> _EXERCISE OBJECTIVE_
Everything in the records below except the images should be output exactly as written.

> _DATA_
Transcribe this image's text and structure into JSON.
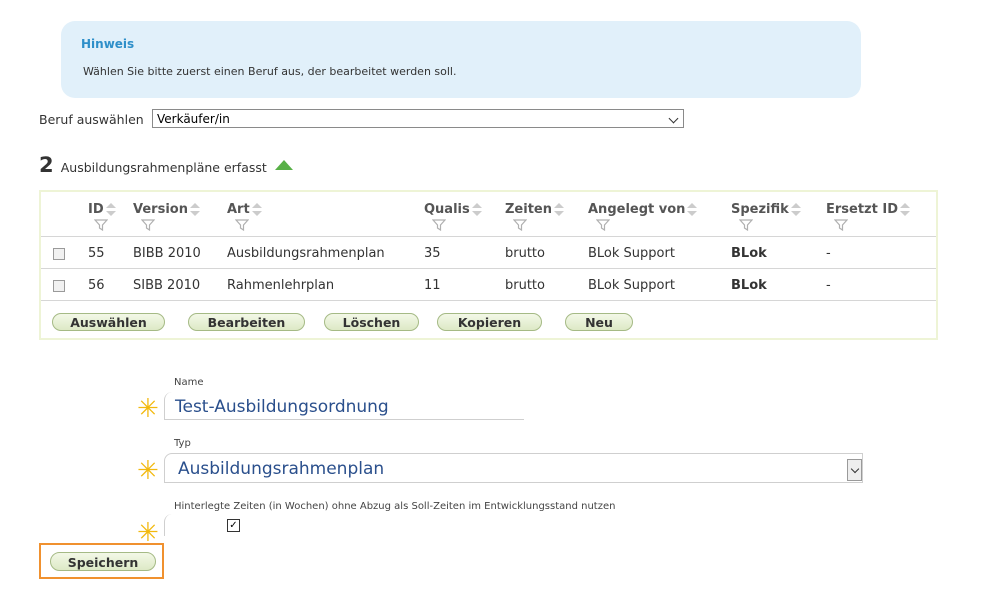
{
  "hint": {
    "title": "Hinweis",
    "text": "Wählen Sie bitte zuerst einen Beruf aus, der bearbeitet werden soll."
  },
  "beruf": {
    "label": "Beruf auswählen",
    "selected": "Verkäufer/in"
  },
  "summary": {
    "count": "2",
    "label": "Ausbildungsrahmenpläne erfasst"
  },
  "table": {
    "columns": [
      "ID",
      "Version",
      "Art",
      "Qualis",
      "Zeiten",
      "Angelegt von",
      "Spezifik",
      "Ersetzt ID"
    ],
    "rows": [
      [
        "55",
        "BIBB 2010",
        "Ausbildungsrahmenplan",
        "35",
        "brutto",
        "BLok Support",
        "BLok",
        "-"
      ],
      [
        "56",
        "SIBB 2010",
        "Rahmenlehrplan",
        "11",
        "brutto",
        "BLok Support",
        "BLok",
        "-"
      ]
    ],
    "buttons": [
      "Auswählen",
      "Bearbeiten",
      "Löschen",
      "Kopieren",
      "Neu"
    ]
  },
  "form": {
    "name_label": "Name",
    "name_value": "Test-Ausbildungsordnung",
    "typ_label": "Typ",
    "typ_value": "Ausbildungsrahmenplan",
    "zeiten_label": "Hinterlegte Zeiten (in Wochen) ohne Abzug als Soll-Zeiten im Entwicklungsstand nutzen",
    "zeiten_checked": true,
    "required_mark": "✳",
    "save_label": "Speichern"
  },
  "colors": {
    "hint_bg": "#e1f0fa",
    "hint_title": "#2e8fc9",
    "accent_green": "#58b047",
    "required_star": "#f2b90f",
    "focus_frame": "#f0912f"
  }
}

> _OUTPUT FOR THIS EXERCISE_
Transcribe this image's text and structure into JSON.
{
  "hint": {
    "title": "Hinweis",
    "text": "Wählen Sie bitte zuerst einen Beruf aus, der bearbeitet werden soll."
  },
  "beruf": {
    "label": "Beruf auswählen",
    "selected": "Verkäufer/in"
  },
  "summary": {
    "count": "2",
    "label": "Ausbildungsrahmenpläne erfasst"
  },
  "table": {
    "columns": [
      "ID",
      "Version",
      "Art",
      "Qualis",
      "Zeiten",
      "Angelegt von",
      "Spezifik",
      "Ersetzt ID"
    ],
    "rows": [
      [
        "55",
        "BIBB 2010",
        "Ausbildungsrahmenplan",
        "35",
        "brutto",
        "BLok Support",
        "BLok",
        "-"
      ],
      [
        "56",
        "SIBB 2010",
        "Rahmenlehrplan",
        "11",
        "brutto",
        "BLok Support",
        "BLok",
        "-"
      ]
    ],
    "buttons": [
      "Auswählen",
      "Bearbeiten",
      "Löschen",
      "Kopieren",
      "Neu"
    ]
  },
  "form": {
    "name_label": "Name",
    "name_value": "Test-Ausbildungsordnung",
    "typ_label": "Typ",
    "typ_value": "Ausbildungsrahmenplan",
    "zeiten_label": "Hinterlegte Zeiten (in Wochen) ohne Abzug als Soll-Zeiten im Entwicklungsstand nutzen",
    "zeiten_checked": true,
    "required_mark": "✳",
    "save_label": "Speichern"
  },
  "colors": {
    "hint_bg": "#e1f0fa",
    "hint_title": "#2e8fc9",
    "accent_green": "#58b047",
    "required_star": "#f2b90f",
    "focus_frame": "#f0912f"
  }
}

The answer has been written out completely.